### Work request
Copy out all the data, word for word.

### Excerpted records
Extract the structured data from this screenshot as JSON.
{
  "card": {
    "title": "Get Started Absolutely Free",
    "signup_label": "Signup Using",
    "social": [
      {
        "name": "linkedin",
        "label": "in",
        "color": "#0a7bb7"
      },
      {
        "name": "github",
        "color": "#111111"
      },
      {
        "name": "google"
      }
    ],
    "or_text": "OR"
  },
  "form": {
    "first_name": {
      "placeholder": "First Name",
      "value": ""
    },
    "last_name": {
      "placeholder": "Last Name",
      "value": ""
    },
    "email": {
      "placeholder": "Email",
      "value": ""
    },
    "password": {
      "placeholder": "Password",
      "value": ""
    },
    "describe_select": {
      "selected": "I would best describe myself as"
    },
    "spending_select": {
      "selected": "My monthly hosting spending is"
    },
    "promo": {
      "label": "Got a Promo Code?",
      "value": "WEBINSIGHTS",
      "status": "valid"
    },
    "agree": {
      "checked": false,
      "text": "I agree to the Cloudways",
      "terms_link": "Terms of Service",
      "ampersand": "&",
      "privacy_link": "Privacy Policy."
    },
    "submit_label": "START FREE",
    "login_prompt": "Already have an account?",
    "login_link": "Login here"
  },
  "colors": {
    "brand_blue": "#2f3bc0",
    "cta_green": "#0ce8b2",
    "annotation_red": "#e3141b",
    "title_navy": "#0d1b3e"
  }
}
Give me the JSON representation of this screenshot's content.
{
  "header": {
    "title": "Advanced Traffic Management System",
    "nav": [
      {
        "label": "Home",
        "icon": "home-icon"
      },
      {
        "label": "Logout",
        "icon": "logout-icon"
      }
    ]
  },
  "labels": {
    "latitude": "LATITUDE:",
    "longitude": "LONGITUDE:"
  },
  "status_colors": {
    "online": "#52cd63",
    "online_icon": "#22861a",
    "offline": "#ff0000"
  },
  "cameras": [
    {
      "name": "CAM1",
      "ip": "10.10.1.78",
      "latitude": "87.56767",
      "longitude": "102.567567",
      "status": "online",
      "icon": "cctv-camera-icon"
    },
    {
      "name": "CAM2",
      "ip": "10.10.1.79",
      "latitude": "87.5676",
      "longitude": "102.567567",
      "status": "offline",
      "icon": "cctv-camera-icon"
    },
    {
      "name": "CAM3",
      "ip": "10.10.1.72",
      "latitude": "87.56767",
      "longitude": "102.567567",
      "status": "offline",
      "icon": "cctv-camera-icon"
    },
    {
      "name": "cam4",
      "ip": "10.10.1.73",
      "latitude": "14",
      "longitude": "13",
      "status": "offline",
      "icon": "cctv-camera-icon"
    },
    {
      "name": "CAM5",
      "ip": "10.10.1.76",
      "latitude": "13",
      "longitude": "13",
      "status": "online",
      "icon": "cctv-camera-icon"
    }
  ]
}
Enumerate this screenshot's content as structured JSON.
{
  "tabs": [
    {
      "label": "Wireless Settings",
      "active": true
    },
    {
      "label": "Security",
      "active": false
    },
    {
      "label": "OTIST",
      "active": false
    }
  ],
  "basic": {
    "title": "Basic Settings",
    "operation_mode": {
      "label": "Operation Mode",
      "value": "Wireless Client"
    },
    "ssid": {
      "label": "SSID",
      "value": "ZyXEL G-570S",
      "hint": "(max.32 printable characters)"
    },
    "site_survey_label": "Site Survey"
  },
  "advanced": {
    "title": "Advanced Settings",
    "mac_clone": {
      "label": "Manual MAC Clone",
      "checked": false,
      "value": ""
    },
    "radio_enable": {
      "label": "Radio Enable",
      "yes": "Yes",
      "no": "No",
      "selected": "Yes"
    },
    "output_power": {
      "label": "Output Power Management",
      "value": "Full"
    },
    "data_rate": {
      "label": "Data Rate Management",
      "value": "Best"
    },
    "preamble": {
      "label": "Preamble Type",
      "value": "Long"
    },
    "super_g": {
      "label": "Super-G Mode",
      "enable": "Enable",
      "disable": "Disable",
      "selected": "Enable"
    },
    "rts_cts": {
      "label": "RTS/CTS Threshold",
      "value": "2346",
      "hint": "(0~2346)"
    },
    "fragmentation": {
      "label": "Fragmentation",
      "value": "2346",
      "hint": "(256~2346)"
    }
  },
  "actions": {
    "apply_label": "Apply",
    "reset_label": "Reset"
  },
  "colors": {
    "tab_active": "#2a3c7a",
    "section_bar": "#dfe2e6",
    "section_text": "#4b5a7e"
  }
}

### Your response
Extract the structured data from this screenshot as JSON.
{
  "card": {
    "title": "Get Started Absolutely Free",
    "signup_label": "Signup Using",
    "social": [
      {
        "name": "linkedin",
        "label": "in",
        "color": "#0a7bb7"
      },
      {
        "name": "github",
        "color": "#111111"
      },
      {
        "name": "google"
      }
    ],
    "or_text": "OR"
  },
  "form": {
    "first_name": {
      "placeholder": "First Name",
      "value": ""
    },
    "last_name": {
      "placeholder": "Last Name",
      "value": ""
    },
    "email": {
      "placeholder": "Email",
      "value": ""
    },
    "password": {
      "placeholder": "Password",
      "value": ""
    },
    "describe_select": {
      "selected": "I would best describe myself as"
    },
    "spending_select": {
      "selected": "My monthly hosting spending is"
    },
    "promo": {
      "label": "Got a Promo Code?",
      "value": "WEBINSIGHTS",
      "status": "valid"
    },
    "agree": {
      "checked": false,
      "text": "I agree to the Cloudways",
      "terms_link": "Terms of Service",
      "ampersand": "&",
      "privacy_link": "Privacy Policy."
    },
    "submit_label": "START FREE",
    "login_prompt": "Already have an account?",
    "login_link": "Login here"
  },
  "colors": {
    "brand_blue": "#2f3bc0",
    "cta_green": "#0ce8b2",
    "annotation_red": "#e3141b",
    "title_navy": "#0d1b3e"
  }
}
Give me the JSON representation of this screenshot's content.
{
  "header": {
    "title": "Advanced Traffic Management System",
    "nav": [
      {
        "label": "Home",
        "icon": "home-icon"
      },
      {
        "label": "Logout",
        "icon": "logout-icon"
      }
    ]
  },
  "labels": {
    "latitude": "LATITUDE:",
    "longitude": "LONGITUDE:"
  },
  "status_colors": {
    "online": "#52cd63",
    "online_icon": "#22861a",
    "offline": "#ff0000"
  },
  "cameras": [
    {
      "name": "CAM1",
      "ip": "10.10.1.78",
      "latitude": "87.56767",
      "longitude": "102.567567",
      "status": "online",
      "icon": "cctv-camera-icon"
    },
    {
      "name": "CAM2",
      "ip": "10.10.1.79",
      "latitude": "87.5676",
      "longitude": "102.567567",
      "status": "offline",
      "icon": "cctv-camera-icon"
    },
    {
      "name": "CAM3",
      "ip": "10.10.1.72",
      "latitude": "87.56767",
      "longitude": "102.567567",
      "status": "offline",
      "icon": "cctv-camera-icon"
    },
    {
      "name": "cam4",
      "ip": "10.10.1.73",
      "latitude": "14",
      "longitude": "13",
      "status": "offline",
      "icon": "cctv-camera-icon"
    },
    {
      "name": "CAM5",
      "ip": "10.10.1.76",
      "latitude": "13",
      "longitude": "13",
      "status": "online",
      "icon": "cctv-camera-icon"
    }
  ]
}
Enumerate this screenshot's content as structured JSON.
{
  "tabs": [
    {
      "label": "Wireless Settings",
      "active": true
    },
    {
      "label": "Security",
      "active": false
    },
    {
      "label": "OTIST",
      "active": false
    }
  ],
  "basic": {
    "title": "Basic Settings",
    "operation_mode": {
      "label": "Operation Mode",
      "value": "Wireless Client"
    },
    "ssid": {
      "label": "SSID",
      "value": "ZyXEL G-570S",
      "hint": "(max.32 printable characters)"
    },
    "site_survey_label": "Site Survey"
  },
  "advanced": {
    "title": "Advanced Settings",
    "mac_clone": {
      "label": "Manual MAC Clone",
      "checked": false,
      "value": ""
    },
    "radio_enable": {
      "label": "Radio Enable",
      "yes": "Yes",
      "no": "No",
      "selected": "Yes"
    },
    "output_power": {
      "label": "Output Power Management",
      "value": "Full"
    },
    "data_rate": {
      "label": "Data Rate Management",
      "value": "Best"
    },
    "preamble": {
      "label": "Preamble Type",
      "value": "Long"
    },
    "super_g": {
      "label": "Super-G Mode",
      "enable": "Enable",
      "disable": "Disable",
      "selected": "Enable"
    },
    "rts_cts": {
      "label": "RTS/CTS Threshold",
      "value": "2346",
      "hint": "(0~2346)"
    },
    "fragmentation": {
      "label": "Fragmentation",
      "value": "2346",
      "hint": "(256~2346)"
    }
  },
  "actions": {
    "apply_label": "Apply",
    "reset_label": "Reset"
  },
  "colors": {
    "tab_active": "#2a3c7a",
    "section_bar": "#dfe2e6",
    "section_text": "#4b5a7e"
  }
}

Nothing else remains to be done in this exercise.